F1 commentator Peter Windsor has tipped Lawrence Stroll to seek a “very quick” exit strategy from Aston Martin if son Lance decides to walk away from his F1 struggles.
Stroll’s difficulties alongside two-time World Champion Fernando Alonso in 2023 have raised the possibility that the 24-year-old – eliminated in Q1 at each of the last four rounds – could quit the sport at the end of the season.
That would lead to doubts over the very future of the Aston Martin team, owned by father Lawrence for the last five years.
Lance and Lawrence Stroll set to walk away from Aston Martin and F1 together?
At last weekend’s Qatar Grand Prix, a report by German publication F1 Insider claimed Mr Stroll is considering selling the team to the newly established Saudi Arabia state fund with one of Aston Martin’s title sponsors, the Saudi oil firm Aramco, leading negotiations over a potential €800million deal.
The article claimed that “reputable sources” have indicated Mr Stroll has lost the motivation to keep funding his son’s career, with the driver’s own mother reportedly applying pressure on Stroll Jr to end his racing career at the end of 2023 after a number of accidents, including a big hit in qualifying at last month’s Singapore GP which ruled him out of the race.
Former title-winning Williams team manager Windsor – who in July hailed Stroll as “the greatest pay driver of all time” – believes the father will not stick around if the son decides to quit.
And he pointed to Aston Martin’s recent financial report as evidence that all is not well at the Silverstone-based team despite their improved on-track performance and the opening of a state-of-the-art new factory in 2023, with Alonso recording a total of seven podium finishes.
Speaking via a recent YouTube stream, Windsor said: “I presume we’re going to get some questions about the future of Aston given how badly Lance Stroll’s season is going at the moment and how long Lawrence Stroll’s going to be motivated to stay doing what he’s doing.
“We saw Aston Martin posting a $53million loss for the 2022 Formula 1 season – it’s quite a lot of money, isn’t it?
“It’s not as if Lawrence Stroll is pouring in his own money – he’s got a massive number of investors and leverage going on and banks and so forth – but nonetheless it’s quite a lot of money for a team that was doing reasonably well.
“And, of course, he had to buy the whole thing in the first place and spend all the money on the upgrades to the factory.
“It begs the question of what would happen if Lance just completely lost interest in Formula 1 and he’s so disheartened by it all and says to his dad: ‘No, I just don’t want to race anymore.
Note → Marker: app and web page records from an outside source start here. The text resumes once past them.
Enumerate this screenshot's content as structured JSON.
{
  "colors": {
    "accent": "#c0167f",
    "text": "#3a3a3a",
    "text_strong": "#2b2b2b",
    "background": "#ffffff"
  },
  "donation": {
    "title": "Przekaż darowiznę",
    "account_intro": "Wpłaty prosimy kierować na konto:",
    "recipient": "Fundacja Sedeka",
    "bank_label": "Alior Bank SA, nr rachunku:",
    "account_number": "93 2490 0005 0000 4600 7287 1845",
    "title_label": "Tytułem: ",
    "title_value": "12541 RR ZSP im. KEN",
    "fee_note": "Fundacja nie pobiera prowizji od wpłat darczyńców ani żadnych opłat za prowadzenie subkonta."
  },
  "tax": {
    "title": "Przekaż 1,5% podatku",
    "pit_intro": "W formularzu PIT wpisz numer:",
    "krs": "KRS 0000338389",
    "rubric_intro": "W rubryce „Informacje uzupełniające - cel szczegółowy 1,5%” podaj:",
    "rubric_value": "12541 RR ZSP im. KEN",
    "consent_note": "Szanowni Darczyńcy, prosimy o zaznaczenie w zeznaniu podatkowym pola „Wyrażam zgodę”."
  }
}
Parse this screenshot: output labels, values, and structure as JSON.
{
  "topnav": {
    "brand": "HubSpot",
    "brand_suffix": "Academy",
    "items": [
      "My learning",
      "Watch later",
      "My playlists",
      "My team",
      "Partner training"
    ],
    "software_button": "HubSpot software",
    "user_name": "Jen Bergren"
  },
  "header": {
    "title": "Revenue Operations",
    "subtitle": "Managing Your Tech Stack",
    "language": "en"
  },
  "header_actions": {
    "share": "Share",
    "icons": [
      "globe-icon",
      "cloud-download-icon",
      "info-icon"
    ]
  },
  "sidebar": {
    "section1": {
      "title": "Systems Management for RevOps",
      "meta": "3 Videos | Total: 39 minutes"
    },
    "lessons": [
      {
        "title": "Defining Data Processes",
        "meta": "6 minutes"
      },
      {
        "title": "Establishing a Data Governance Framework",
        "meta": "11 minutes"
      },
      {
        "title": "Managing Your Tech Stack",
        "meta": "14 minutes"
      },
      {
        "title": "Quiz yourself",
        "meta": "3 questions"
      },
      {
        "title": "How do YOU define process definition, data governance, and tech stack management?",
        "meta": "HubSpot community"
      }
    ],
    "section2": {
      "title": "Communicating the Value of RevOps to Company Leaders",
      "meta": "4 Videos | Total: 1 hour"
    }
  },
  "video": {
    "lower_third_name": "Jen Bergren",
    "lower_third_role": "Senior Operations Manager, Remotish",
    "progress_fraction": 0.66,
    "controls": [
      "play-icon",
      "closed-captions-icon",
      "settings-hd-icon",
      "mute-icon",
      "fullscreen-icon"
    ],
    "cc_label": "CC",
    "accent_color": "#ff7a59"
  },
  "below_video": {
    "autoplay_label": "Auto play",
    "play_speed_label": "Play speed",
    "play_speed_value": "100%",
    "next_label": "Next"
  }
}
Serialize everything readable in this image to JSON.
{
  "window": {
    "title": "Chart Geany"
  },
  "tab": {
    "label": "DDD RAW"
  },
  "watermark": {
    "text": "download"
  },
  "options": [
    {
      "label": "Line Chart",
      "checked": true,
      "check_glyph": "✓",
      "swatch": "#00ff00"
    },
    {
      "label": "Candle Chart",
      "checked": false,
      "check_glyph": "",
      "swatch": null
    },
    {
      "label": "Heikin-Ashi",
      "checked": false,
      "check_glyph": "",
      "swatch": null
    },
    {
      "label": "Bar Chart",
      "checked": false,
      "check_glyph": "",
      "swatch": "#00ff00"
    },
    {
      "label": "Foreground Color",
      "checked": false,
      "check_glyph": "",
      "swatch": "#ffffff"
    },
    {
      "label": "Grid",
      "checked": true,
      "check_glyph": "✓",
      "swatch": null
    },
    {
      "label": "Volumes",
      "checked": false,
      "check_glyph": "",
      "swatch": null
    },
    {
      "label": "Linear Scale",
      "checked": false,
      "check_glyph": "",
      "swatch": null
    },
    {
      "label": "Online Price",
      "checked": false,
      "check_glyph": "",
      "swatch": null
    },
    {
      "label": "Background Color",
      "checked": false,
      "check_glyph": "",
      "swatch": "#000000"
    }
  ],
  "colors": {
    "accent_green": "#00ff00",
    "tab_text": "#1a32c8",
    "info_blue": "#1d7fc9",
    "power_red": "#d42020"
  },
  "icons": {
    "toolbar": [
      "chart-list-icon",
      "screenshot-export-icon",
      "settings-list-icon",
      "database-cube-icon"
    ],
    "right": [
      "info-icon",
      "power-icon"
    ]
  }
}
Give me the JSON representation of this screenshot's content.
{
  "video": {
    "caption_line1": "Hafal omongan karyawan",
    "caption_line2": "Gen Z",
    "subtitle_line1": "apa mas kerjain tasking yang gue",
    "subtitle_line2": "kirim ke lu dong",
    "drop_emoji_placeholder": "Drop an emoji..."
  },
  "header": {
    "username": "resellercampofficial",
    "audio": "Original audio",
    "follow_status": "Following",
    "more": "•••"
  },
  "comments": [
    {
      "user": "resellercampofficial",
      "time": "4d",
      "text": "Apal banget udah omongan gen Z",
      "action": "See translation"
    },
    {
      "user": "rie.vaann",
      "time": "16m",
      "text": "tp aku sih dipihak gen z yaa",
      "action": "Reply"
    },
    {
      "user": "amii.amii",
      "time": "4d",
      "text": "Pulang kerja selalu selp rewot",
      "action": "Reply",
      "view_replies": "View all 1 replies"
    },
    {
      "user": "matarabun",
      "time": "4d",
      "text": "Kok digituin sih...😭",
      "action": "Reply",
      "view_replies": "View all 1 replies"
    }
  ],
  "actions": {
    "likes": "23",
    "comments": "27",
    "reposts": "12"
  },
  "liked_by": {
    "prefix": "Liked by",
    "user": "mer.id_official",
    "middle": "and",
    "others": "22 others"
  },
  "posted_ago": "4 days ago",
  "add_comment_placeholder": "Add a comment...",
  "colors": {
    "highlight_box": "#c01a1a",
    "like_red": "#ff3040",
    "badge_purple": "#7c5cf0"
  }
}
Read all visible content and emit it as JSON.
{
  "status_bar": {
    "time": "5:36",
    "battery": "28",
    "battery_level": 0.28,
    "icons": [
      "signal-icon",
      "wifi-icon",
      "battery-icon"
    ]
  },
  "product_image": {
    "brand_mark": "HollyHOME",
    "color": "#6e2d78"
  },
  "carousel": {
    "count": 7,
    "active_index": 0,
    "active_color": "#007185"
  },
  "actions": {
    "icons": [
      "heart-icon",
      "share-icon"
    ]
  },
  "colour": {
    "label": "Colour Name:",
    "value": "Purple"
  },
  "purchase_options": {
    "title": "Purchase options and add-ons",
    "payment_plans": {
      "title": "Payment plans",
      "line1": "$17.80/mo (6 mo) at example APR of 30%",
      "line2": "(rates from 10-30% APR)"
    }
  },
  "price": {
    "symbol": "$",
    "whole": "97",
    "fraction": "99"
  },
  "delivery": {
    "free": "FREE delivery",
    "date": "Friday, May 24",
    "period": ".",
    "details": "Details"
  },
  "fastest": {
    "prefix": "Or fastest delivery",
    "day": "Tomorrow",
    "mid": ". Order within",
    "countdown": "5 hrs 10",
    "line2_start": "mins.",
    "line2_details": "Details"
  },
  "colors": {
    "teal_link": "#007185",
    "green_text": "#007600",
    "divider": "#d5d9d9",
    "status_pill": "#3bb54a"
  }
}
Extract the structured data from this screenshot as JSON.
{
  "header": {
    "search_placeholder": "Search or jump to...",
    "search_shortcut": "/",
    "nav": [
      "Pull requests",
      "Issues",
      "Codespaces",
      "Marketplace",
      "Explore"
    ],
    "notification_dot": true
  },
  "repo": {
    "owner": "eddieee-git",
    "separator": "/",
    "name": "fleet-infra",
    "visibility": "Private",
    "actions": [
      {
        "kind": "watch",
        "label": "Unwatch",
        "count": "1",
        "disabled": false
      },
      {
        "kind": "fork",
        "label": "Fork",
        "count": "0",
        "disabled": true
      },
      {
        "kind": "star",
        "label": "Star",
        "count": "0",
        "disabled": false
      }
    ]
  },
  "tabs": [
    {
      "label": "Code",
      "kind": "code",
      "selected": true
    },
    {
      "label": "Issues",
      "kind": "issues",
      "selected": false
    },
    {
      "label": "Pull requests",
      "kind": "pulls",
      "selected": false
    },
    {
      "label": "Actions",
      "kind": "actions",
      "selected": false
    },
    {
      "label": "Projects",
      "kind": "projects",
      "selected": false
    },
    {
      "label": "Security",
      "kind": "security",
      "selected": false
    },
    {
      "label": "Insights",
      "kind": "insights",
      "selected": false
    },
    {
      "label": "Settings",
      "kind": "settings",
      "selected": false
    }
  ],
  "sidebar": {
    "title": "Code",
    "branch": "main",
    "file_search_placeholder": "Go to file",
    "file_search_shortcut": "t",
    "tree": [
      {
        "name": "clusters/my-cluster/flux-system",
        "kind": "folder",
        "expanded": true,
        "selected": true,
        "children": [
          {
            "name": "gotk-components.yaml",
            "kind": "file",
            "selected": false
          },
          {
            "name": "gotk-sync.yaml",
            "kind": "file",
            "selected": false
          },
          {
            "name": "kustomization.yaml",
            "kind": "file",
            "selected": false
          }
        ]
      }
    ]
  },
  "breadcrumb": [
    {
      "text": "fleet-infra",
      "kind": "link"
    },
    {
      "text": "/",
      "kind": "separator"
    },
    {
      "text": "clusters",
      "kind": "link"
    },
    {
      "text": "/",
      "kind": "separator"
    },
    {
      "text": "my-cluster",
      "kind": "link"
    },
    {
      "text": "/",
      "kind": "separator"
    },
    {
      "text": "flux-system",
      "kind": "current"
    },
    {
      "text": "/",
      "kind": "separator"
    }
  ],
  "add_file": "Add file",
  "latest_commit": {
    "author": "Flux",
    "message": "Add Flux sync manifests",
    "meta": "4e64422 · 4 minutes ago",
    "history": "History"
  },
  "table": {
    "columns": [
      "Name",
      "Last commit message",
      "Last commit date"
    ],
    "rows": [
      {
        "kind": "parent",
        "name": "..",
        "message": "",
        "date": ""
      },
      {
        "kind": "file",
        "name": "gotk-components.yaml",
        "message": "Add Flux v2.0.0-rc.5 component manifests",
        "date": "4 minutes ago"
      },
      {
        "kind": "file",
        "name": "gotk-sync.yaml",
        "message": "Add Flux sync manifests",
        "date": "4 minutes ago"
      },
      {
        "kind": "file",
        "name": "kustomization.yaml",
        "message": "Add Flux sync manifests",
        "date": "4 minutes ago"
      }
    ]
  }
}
I want to go rallying or skiing or whatever.’
“What’s his dad going to do? People say he’ll take on a different role then, he’ll be team principal and Lance will still be part of the team and Lawrence will make it bigger and better and get faster drivers.
“I don’t think he will. I think he’ll want an exit strategy very quickly.
“I think he’ll want to get his money back and make a little bit on top and I think he’ll get out of it.
“That’s what I think will happen, because he’s only in it in the first place to see his son achieve the results that he, the father, believes the son is capable of achieving.
“Right now, it’s not going well for Lance, is it?”
Stroll has enjoyed a certain level of success since arriving on the grid with Williams as a teenager in 2017, becoming the youngest-ever driver to start on the front row at Monza in his debut season before setting pole position for the 2020 Turkish GP in tricky conditions.
He has three podium finishes to his name in almost seven full seasons, but remains without a top-three finish for almost three years.
He has failed to finish higher than fourth in the 17 races held in 2023 to date, registering his best finish at the third round in Australia.